The rise of the great universe faiths, such as Buddhism, Christianity and Islam, separated the thought of the natural universe from the thought of the religious universe. Alternatively of Gods and liquors, people become widely concerned with the thought of Eden and snake pit. Weber argues that the thought of a cosmopolitan God allowed for Torahs based on consistent general rules. Religion itself can besides develop in new waies. ( P.133 ) In crude faiths one prays to the Gods to do his harvests grow or kill off enemies. In the event of a natural catastrophe the kinsmen would believe that the Gods were angry with them and go on to keep ceremonial forfeits until the conditions was better. It was this fright of the Gods that kept the crude kinsmen from swearing anyone else. In this new religious kingdom, the righteous person who follows all the rites and Torahs of his faith can still trust for redemption even if his has bad luck. ? The thoughts of good and evil can develop individually from the thoughts of worldly success and failure. ? ( P.134 )

In Weber? s composing The Protestant Ethic he discusses the function that faith played in the rise of capitalist economy. This new spiritual discovery? opened many of the doors to industrialisation: puting the footing for a moral community of trust underlying peaceable commercialism ; apologizing the legal system ; actuating people to refashion political, societal, and economic establishments in maintaining with an imperative to transform the universe more closely to the ideal. ? ( P.134 ) Religion was now responsible for uniting and enlarging a community who could populate together in peace with the same moral and ethical codification of behavior.

Weber believed that the Protestant ethic broke the clasp of tradition while it encouraged work forces to use themselves rationally to their work. Calvinism, he found, had developed a set of beliefs around the construct of predestination. Followings of Calvin believed that one could non make good plants or execute Acts of the Apostless of religion to guarantee your topographic point in Eden. You were either among the & # 8220 ; elect & # 8221 ; ( in which instance you were in ) or you were non. However, wealth was taken as a mark by you and your neighbours that you were one of the Gods chosen, thereby supplying encouragement for people to get wealth. The Protestant ethic hence provided spiritual countenances that fostered a spirit of strict subject, promoting work forces to use themselves rationally to get wealth.

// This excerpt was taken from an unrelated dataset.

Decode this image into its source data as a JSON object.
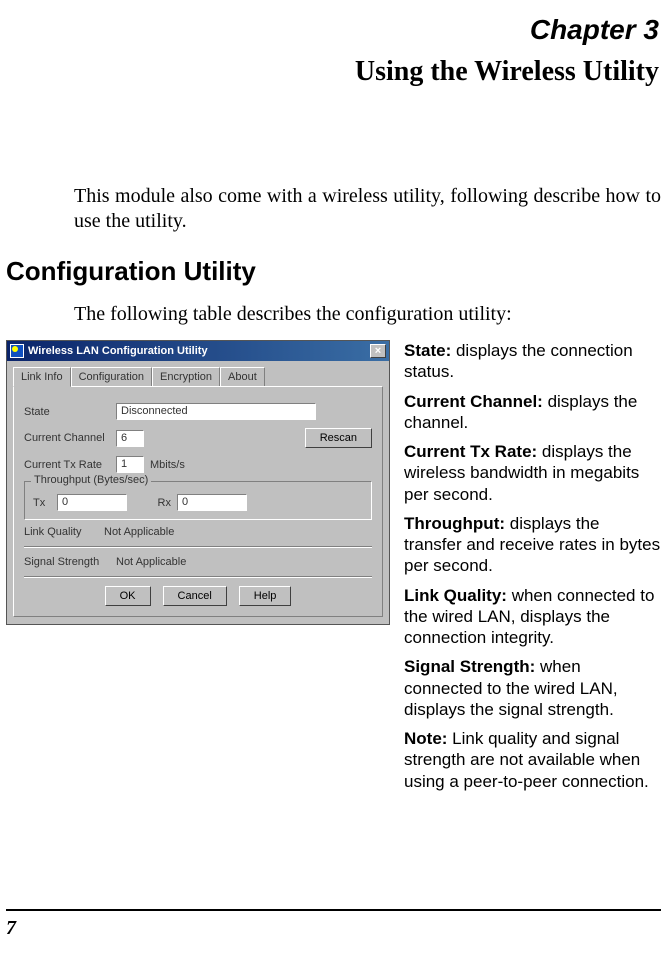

This realistic attack to faith represented a cardinal paradigm displacement in how faith was to be viewed. Alternatively of necessitating clergy in order to understand faith, the demand became facts and information and research. Whether you agree with the rating of the societal map of faith as Marx did, that faith was the? opium of the people? , as Durkheim did that faith was what made moral society keep together, or with Weber? s The Protestant moral principle, it is obvious that faith played a cardinal function in the development of society.

Bibliography

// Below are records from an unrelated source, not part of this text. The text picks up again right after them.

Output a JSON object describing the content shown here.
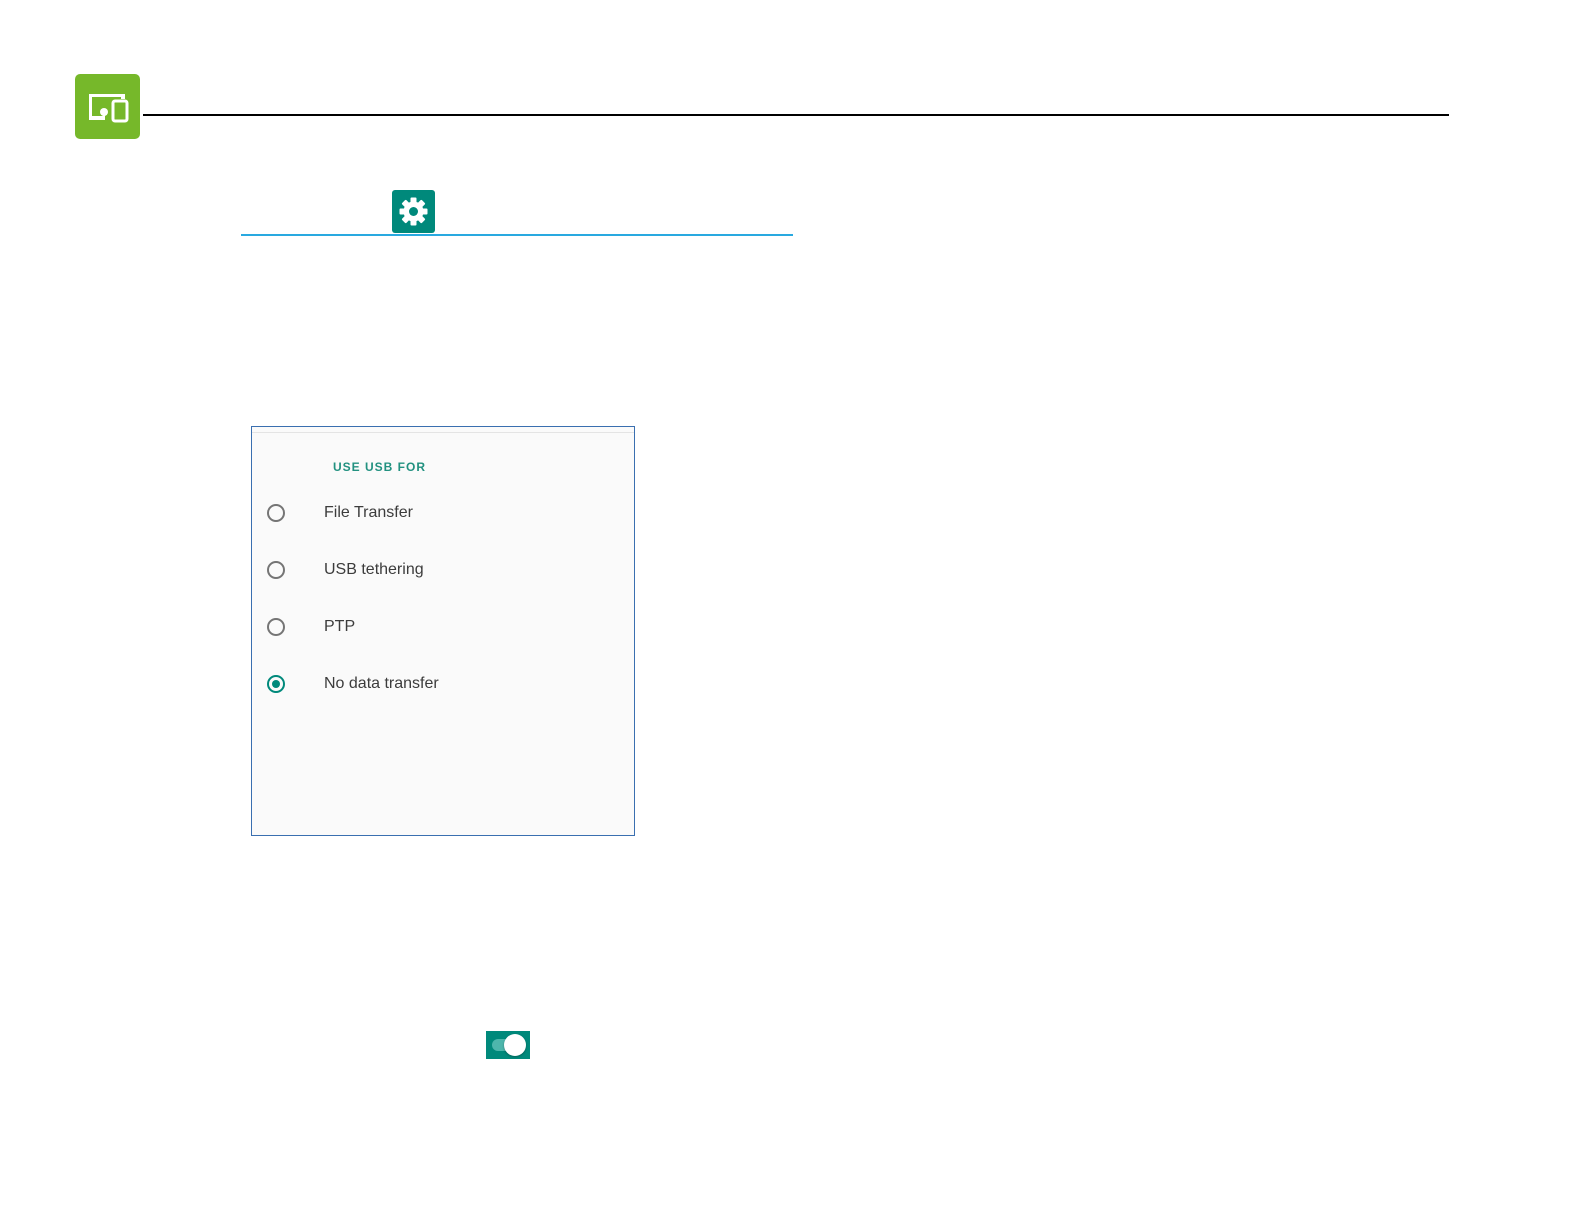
{
  "header": {
    "chapter_icon": "devices-icon",
    "accent_color": "#76b82a"
  },
  "settings_icon": {
    "icon": "gear-icon",
    "color": "#00897b"
  },
  "usb_dialog": {
    "heading": "USE USB FOR",
    "options": [
      {
        "label": "File Transfer",
        "selected": false
      },
      {
        "label": "USB tethering",
        "selected": false
      },
      {
        "label": "PTP",
        "selected": false
      },
      {
        "label": "No data transfer",
        "selected": true
      }
    ],
    "accent_color": "#00897b"
  },
  "toggle": {
    "state": "on",
    "color": "#00897b"
  }
}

1- Collins, Makowisky ; The Discovery of Society

2- www.brittanica.com

How do we account for faith & # 8211 ; its beginning, its development, and even its continuity in modern society? This is a inquiry which has occupied many people in a assortment of Fieldss for rather a long clip. At one point, the replies were framed in strictly theological and spiritual footings, presuming the truth of Christian disclosures and continuing from at that place. In the 18th and 19th centuries, a more? realistic? attack developed. Alternatively of necessitating to believe in the truth of the faith, what was required was merely the opposite: rational withdrawal and a suspension of belief. Three people who ended up making merely that were Karl Marx, Emile Durkheim and Max Weber.

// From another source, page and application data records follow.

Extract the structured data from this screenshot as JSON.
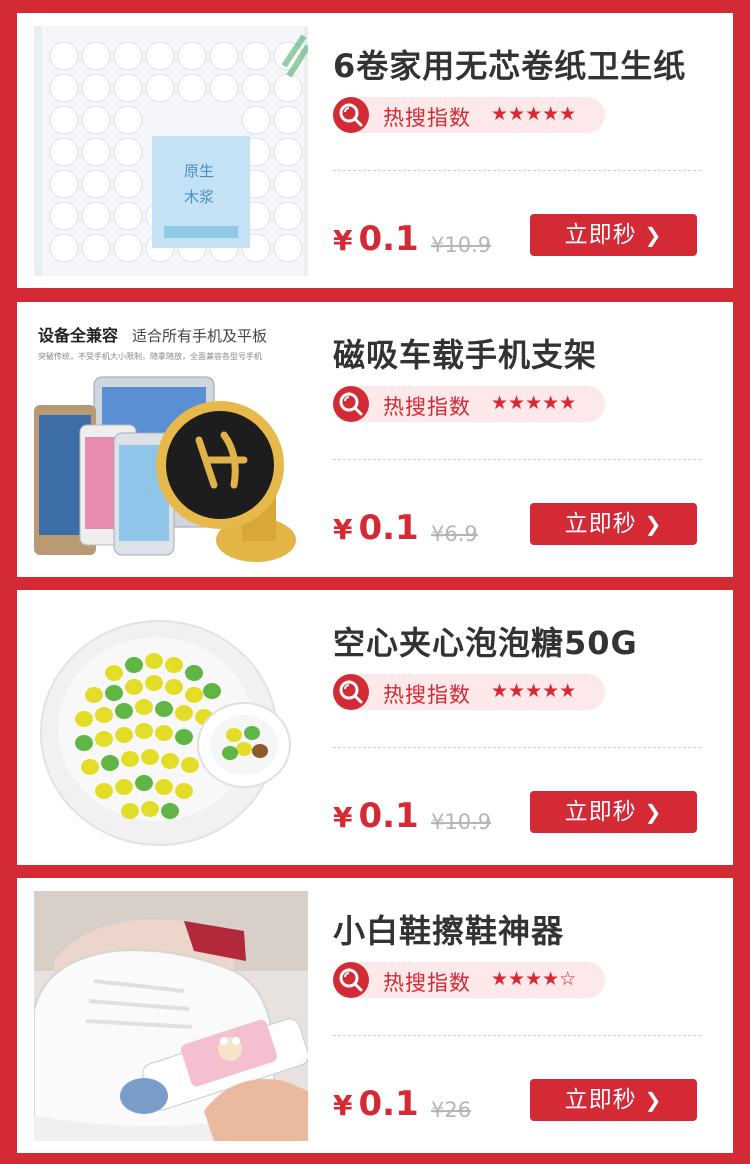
{
  "colors": {
    "accent": "#d42a35",
    "background": "#d42a35",
    "card": "#ffffff",
    "text": "#333333",
    "muted": "#b5b5b5",
    "badge_bg": "#fde8ea"
  },
  "common": {
    "hot_label": "热搜指数",
    "currency": "¥",
    "buy_label": "立即秒",
    "buy_icon": "chevron-right-icon",
    "hot_icon": "search-icon"
  },
  "products": [
    {
      "title": "6卷家用无芯卷纸卫生纸",
      "stars": "★★★★★",
      "rating": 5,
      "price": "0.1",
      "original_price": "¥10.9",
      "image_text": [
        "原生",
        "木浆"
      ]
    },
    {
      "title": "磁吸车载手机支架",
      "stars": "★★★★★",
      "rating": 5,
      "price": "0.1",
      "original_price": "¥6.9",
      "image_headline": "设备全兼容",
      "image_headline_rest": "适合所有手机及平板",
      "image_subline": "突破传统，不受手机大小限制，随拿随放，全面兼容各型号手机"
    },
    {
      "title": "空心夹心泡泡糖50G",
      "stars": "★★★★★",
      "rating": 5,
      "price": "0.1",
      "original_price": "¥10.9"
    },
    {
      "title": "小白鞋擦鞋神器",
      "stars": "★★★★☆",
      "rating": 4.5,
      "price": "0.1",
      "original_price": "¥26"
    }
  ]
}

Haven’t Found A Paper?

Let us create the best one for you! What is your topic?

By clicking "SEND", you agree to our terms of service and privacy policy. We'll occasionally send you account related and promo emails.

Haven't found the Essay You Want?

Get your custom essay sample

For Only $13.90/page

Eric from Graduateway Hi there, would you like to get an essay? What is your topic? Let me help you

logo